Prompt
Set all the entries down again, unaltered.

Data extracts
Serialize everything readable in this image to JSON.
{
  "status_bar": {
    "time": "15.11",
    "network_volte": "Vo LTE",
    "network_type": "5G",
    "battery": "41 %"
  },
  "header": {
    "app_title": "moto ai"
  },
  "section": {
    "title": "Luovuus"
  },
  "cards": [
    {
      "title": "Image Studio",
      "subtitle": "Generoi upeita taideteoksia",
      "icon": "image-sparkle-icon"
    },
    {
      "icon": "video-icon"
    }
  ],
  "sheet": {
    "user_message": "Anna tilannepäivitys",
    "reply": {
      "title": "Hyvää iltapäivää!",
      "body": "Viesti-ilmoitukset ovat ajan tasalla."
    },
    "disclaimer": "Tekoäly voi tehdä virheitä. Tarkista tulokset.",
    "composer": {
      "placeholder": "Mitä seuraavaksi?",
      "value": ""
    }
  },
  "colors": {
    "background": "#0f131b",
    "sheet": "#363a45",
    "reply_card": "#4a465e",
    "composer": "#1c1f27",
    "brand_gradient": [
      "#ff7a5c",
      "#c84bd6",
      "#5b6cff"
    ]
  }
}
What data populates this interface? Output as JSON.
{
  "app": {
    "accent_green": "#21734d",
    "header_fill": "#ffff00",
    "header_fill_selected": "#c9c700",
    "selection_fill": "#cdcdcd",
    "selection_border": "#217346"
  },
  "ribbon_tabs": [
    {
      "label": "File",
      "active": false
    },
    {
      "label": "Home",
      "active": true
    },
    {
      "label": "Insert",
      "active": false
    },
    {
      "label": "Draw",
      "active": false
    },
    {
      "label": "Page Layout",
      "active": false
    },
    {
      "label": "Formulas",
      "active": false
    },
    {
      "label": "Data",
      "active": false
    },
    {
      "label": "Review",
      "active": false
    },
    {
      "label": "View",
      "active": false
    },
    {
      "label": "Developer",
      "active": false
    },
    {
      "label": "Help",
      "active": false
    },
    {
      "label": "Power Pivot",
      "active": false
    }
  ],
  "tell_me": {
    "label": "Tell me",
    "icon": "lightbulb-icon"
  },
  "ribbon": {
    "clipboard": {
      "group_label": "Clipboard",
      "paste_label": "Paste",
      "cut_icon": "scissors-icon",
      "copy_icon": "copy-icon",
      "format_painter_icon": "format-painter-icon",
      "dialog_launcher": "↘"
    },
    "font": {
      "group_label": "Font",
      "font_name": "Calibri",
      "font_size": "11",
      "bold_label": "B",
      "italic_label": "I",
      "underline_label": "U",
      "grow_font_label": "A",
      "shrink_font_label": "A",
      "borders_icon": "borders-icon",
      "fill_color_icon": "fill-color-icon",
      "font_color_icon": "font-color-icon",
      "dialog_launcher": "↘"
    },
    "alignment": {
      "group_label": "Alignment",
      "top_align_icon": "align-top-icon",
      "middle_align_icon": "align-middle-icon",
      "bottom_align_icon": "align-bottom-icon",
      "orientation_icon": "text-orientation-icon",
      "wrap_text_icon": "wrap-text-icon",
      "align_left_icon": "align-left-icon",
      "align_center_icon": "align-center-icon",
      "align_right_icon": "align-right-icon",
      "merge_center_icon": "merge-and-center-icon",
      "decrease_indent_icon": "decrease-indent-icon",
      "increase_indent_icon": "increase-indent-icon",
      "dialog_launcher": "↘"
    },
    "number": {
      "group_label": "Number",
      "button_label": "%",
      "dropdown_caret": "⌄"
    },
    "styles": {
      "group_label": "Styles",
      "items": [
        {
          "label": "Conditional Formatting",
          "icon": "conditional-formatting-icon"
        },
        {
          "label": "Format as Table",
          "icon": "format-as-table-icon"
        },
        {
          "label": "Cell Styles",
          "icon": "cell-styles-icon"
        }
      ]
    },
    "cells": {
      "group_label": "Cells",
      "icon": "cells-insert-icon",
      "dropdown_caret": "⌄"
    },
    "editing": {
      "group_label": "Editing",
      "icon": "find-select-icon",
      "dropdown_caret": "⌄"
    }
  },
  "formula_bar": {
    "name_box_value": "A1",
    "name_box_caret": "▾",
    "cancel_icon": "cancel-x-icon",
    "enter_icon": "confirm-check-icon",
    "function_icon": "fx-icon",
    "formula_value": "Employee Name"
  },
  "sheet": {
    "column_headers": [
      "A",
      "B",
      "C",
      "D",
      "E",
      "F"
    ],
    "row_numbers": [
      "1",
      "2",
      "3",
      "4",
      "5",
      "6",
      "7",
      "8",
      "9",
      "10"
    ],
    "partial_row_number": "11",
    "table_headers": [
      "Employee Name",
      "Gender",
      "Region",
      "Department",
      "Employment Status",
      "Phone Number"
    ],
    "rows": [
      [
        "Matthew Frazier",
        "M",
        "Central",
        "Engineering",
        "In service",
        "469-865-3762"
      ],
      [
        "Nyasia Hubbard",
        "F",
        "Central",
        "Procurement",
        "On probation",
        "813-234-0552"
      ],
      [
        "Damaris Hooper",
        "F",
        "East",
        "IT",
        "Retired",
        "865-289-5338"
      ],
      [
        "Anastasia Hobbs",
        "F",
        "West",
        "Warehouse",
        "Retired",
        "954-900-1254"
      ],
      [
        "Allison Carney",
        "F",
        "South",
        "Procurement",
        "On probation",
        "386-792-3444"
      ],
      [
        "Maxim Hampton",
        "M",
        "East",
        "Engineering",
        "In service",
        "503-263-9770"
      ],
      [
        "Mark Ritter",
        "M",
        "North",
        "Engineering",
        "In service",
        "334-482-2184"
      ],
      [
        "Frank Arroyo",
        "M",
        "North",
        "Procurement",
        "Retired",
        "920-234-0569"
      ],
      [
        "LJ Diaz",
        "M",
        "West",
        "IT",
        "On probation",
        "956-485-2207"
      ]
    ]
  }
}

Exercise answer
Serialize everything readable in this image to JSON.
{
  "status_bar": {
    "time": "15.11",
    "network_volte": "Vo LTE",
    "network_type": "5G",
    "battery": "41 %"
  },
  "header": {
    "app_title": "moto ai"
  },
  "section": {
    "title": "Luovuus"
  },
  "cards": [
    {
      "title": "Image Studio",
      "subtitle": "Generoi upeita taideteoksia",
      "icon": "image-sparkle-icon"
    },
    {
      "icon": "video-icon"
    }
  ],
  "sheet": {
    "user_message": "Anna tilannepäivitys",
    "reply": {
      "title": "Hyvää iltapäivää!",
      "body": "Viesti-ilmoitukset ovat ajan tasalla."
    },
    "disclaimer": "Tekoäly voi tehdä virheitä. Tarkista tulokset.",
    "composer": {
      "placeholder": "Mitä seuraavaksi?",
      "value": ""
    }
  },
  "colors": {
    "background": "#0f131b",
    "sheet": "#363a45",
    "reply_card": "#4a465e",
    "composer": "#1c1f27",
    "brand_gradient": [
      "#ff7a5c",
      "#c84bd6",
      "#5b6cff"
    ]
  }
}
What data populates this interface? Output as JSON.
{
  "app": {
    "accent_green": "#21734d",
    "header_fill": "#ffff00",
    "header_fill_selected": "#c9c700",
    "selection_fill": "#cdcdcd",
    "selection_border": "#217346"
  },
  "ribbon_tabs": [
    {
      "label": "File",
      "active": false
    },
    {
      "label": "Home",
      "active": true
    },
    {
      "label": "Insert",
      "active": false
    },
    {
      "label": "Draw",
      "active": false
    },
    {
      "label": "Page Layout",
      "active": false
    },
    {
      "label": "Formulas",
      "active": false
    },
    {
      "label": "Data",
      "active": false
    },
    {
      "label": "Review",
      "active": false
    },
    {
      "label": "View",
      "active": false
    },
    {
      "label": "Developer",
      "active": false
    },
    {
      "label": "Help",
      "active": false
    },
    {
      "label": "Power Pivot",
      "active": false
    }
  ],
  "tell_me": {
    "label": "Tell me",
    "icon": "lightbulb-icon"
  },
  "ribbon": {
    "clipboard": {
      "group_label": "Clipboard",
      "paste_label": "Paste",
      "cut_icon": "scissors-icon",
      "copy_icon": "copy-icon",
      "format_painter_icon": "format-painter-icon",
      "dialog_launcher": "↘"
    },
    "font": {
      "group_label": "Font",
      "font_name": "Calibri",
      "font_size": "11",
      "bold_label": "B",
      "italic_label": "I",
      "underline_label": "U",
      "grow_font_label": "A",
      "shrink_font_label": "A",
      "borders_icon": "borders-icon",
      "fill_color_icon": "fill-color-icon",
      "font_color_icon": "font-color-icon",
      "dialog_launcher": "↘"
    },
    "alignment": {
      "group_label": "Alignment",
      "top_align_icon": "align-top-icon",
      "middle_align_icon": "align-middle-icon",
      "bottom_align_icon": "align-bottom-icon",
      "orientation_icon": "text-orientation-icon",
      "wrap_text_icon": "wrap-text-icon",
      "align_left_icon": "align-left-icon",
      "align_center_icon": "align-center-icon",
      "align_right_icon": "align-right-icon",
      "merge_center_icon": "merge-and-center-icon",
      "decrease_indent_icon": "decrease-indent-icon",
      "increase_indent_icon": "increase-indent-icon",
      "dialog_launcher": "↘"
    },
    "number": {
      "group_label": "Number",
      "button_label": "%",
      "dropdown_caret": "⌄"
    },
    "styles": {
      "group_label": "Styles",
      "items": [
        {
          "label": "Conditional Formatting",
          "icon": "conditional-formatting-icon"
        },
        {
          "label": "Format as Table",
          "icon": "format-as-table-icon"
        },
        {
          "label": "Cell Styles",
          "icon": "cell-styles-icon"
        }
      ]
    },
    "cells": {
      "group_label": "Cells",
      "icon": "cells-insert-icon",
      "dropdown_caret": "⌄"
    },
    "editing": {
      "group_label": "Editing",
      "icon": "find-select-icon",
      "dropdown_caret": "⌄"
    }
  },
  "formula_bar": {
    "name_box_value": "A1",
    "name_box_caret": "▾",
    "cancel_icon": "cancel-x-icon",
    "enter_icon": "confirm-check-icon",
    "function_icon": "fx-icon",
    "formula_value": "Employee Name"
  },
  "sheet": {
    "column_headers": [
      "A",
      "B",
      "C",
      "D",
      "E",
      "F"
    ],
    "row_numbers": [
      "1",
      "2",
      "3",
      "4",
      "5",
      "6",
      "7",
      "8",
      "9",
      "10"
    ],
    "partial_row_number": "11",
    "table_headers": [
      "Employee Name",
      "Gender",
      "Region",
      "Department",
      "Employment Status",
      "Phone Number"
    ],
    "rows": [
      [
        "Matthew Frazier",
        "M",
        "Central",
        "Engineering",
        "In service",
        "469-865-3762"
      ],
      [
        "Nyasia Hubbard",
        "F",
        "Central",
        "Procurement",
        "On probation",
        "813-234-0552"
      ],
      [
        "Damaris Hooper",
        "F",
        "East",
        "IT",
        "Retired",
        "865-289-5338"
      ],
      [
        "Anastasia Hobbs",
        "F",
        "West",
        "Warehouse",
        "Retired",
        "954-900-1254"
      ],
      [
        "Allison Carney",
        "F",
        "South",
        "Procurement",
        "On probation",
        "386-792-3444"
      ],
      [
        "Maxim Hampton",
        "M",
        "East",
        "Engineering",
        "In service",
        "503-263-9770"
      ],
      [
        "Mark Ritter",
        "M",
        "North",
        "Engineering",
        "In service",
        "334-482-2184"
      ],
      [
        "Frank Arroyo",
        "M",
        "North",
        "Procurement",
        "Retired",
        "920-234-0569"
      ],
      [
        "LJ Diaz",
        "M",
        "West",
        "IT",
        "On probation",
        "956-485-2207"
      ]
    ]
  }
}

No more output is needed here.